Mark Lanegan – his music, his voice, the whole bit – is one of my favourites. Dying Days is my Freebird, only better and shorter. I’ve written about him a couple of times before here, but I saw him live at Shepherd’s Bush last night, so you’re going to hear about him again, I’m afraid.
I wasn’t sure what to expect. I’ve seen him headlining before (at the Astoria, in maybe 2001) and he was in spectacularly grumpy form that night. His set was barely an hour long, there was no encore. He sang well, but seemed bored. Last night, arriving late with Mel and finding the place rammed, I was worried that maybe the lack of attention being paid to his chosen support act – his friend and collaborator Duke Garwood – would set him off, and it’d be the Astoria show again.
Instead Lanegan played an extensive, expansive, generously proportioned set that ranged widely through his solo career. It leaned heavily on his two most recent albums of original material – 2012’s Blues Funeral and 2014’s Phantom Radio – but contained highlights from as far back as Whiskey for the Holy Ghost (1994) and three killer tracks from his 2001 mid-career highpoint Field Songs.

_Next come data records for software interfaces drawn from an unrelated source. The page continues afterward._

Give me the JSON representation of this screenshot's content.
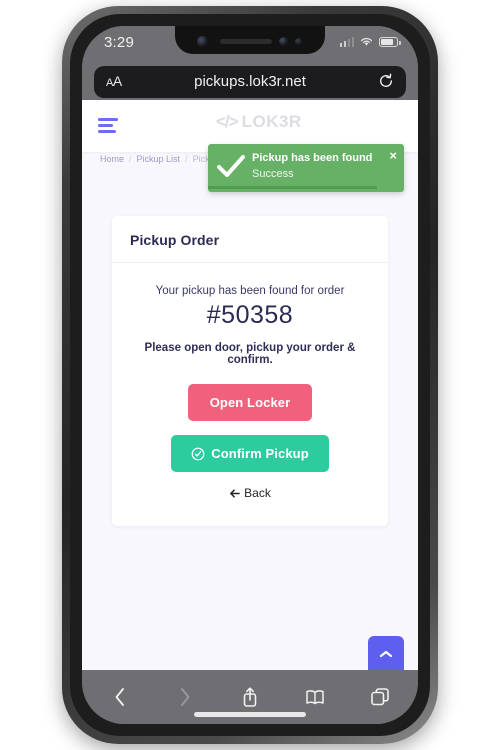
{
  "status_bar": {
    "time": "3:29",
    "signal_icon": "cellular-signal-icon",
    "wifi_icon": "wifi-icon",
    "battery_icon": "battery-icon"
  },
  "browser": {
    "text_size_label": "AA",
    "url": "pickups.lok3r.net",
    "reload_icon": "reload-icon",
    "toolbar": {
      "back_icon": "chevron-left-icon",
      "forward_icon": "chevron-right-icon",
      "share_icon": "share-icon",
      "bookmarks_icon": "book-icon",
      "tabs_icon": "tabs-icon"
    }
  },
  "site": {
    "menu_icon": "hamburger-menu-icon",
    "logo_mark": "</>",
    "logo_text": "LOK3R",
    "breadcrumb": [
      {
        "label": "Home"
      },
      {
        "label": "Pickup List"
      },
      {
        "label": "Pickup Order"
      }
    ],
    "breadcrumb_separator": "/"
  },
  "toast": {
    "title": "Pickup has been found",
    "subtitle": "Success",
    "close_label": "×",
    "check_icon": "check-mark-icon",
    "background_color": "#66b166",
    "progress_color": "#4f9e51",
    "progress_percent": 86
  },
  "card": {
    "title": "Pickup Order",
    "found_text": "Your pickup has been found for order",
    "order_number": "#50358",
    "instruction": "Please open door, pickup your order & confirm.",
    "open_locker_button": {
      "label": "Open Locker",
      "color": "#f1607c"
    },
    "confirm_button": {
      "label": "Confirm Pickup",
      "icon": "check-circle-icon",
      "color": "#2dcc9f"
    },
    "back_link": {
      "label": "Back",
      "icon": "arrow-left-icon"
    }
  },
  "floating_action": {
    "icon": "chevron-up-icon",
    "color": "#5d5fef"
  },
  "theme": {
    "page_background": "#f7f7fc",
    "card_background": "#ffffff",
    "accent_purple": "#6f6cf0",
    "heading_color": "#2b2b52"
  }
}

I’ve said before that Lanegan’s acoustic records are my favourites, as they are the ones that give his voice most space to shine, showing off the rough grain of his knotted baritone and the ease with which he can still move up into his tenor range. So Dead on You, Low, One Way Street and Resurrection Song were probably my favourites from last night (Mel liked One Way Street the most). But there were other highlights: a clattering Gravedigger’s Song, startling in its volume and punch after an opening run where Lanegan sang with just one clean electric guitar for accompaniment; Hit the City, which I never liked much in its recorded form, but which Lanegan tore to shreds last night; Harvest Home and Torn Red Heart from the new album. His band acquitted themselves well on every song, the drummer especially across a set that require everything from jazzy brushed snare to sample-augmented disco, and the sound was adequate, with the vocal plainly audible throughout.

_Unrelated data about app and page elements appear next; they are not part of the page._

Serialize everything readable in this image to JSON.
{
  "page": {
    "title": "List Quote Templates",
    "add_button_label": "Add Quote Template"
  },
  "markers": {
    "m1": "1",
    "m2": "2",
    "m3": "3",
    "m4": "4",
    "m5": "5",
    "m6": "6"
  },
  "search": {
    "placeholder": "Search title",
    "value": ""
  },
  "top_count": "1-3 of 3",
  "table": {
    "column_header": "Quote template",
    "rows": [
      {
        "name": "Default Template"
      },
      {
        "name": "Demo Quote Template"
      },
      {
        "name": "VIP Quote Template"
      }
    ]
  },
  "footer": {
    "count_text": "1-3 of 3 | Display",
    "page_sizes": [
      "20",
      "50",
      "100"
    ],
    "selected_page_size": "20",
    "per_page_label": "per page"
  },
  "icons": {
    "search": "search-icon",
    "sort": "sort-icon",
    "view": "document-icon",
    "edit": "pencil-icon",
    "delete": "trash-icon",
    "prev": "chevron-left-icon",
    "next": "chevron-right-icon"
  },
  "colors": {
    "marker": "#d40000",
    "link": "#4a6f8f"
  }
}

I’d love to see him play with an acoustic band at a small sit-down gig (the gothic-revival Union Chapel would seem an appropriate venue), and if he could find it within himself to do something from The Winding Sheet (Mockingbirds, please!), that would probably be my ideal Lanegan gig at this point. But in terms of playing a career-spanning set with an electric band in a biggish theatre show, with all the possible acoustical gremlins that entails, last night’s show was just about perfect.
New recording alert!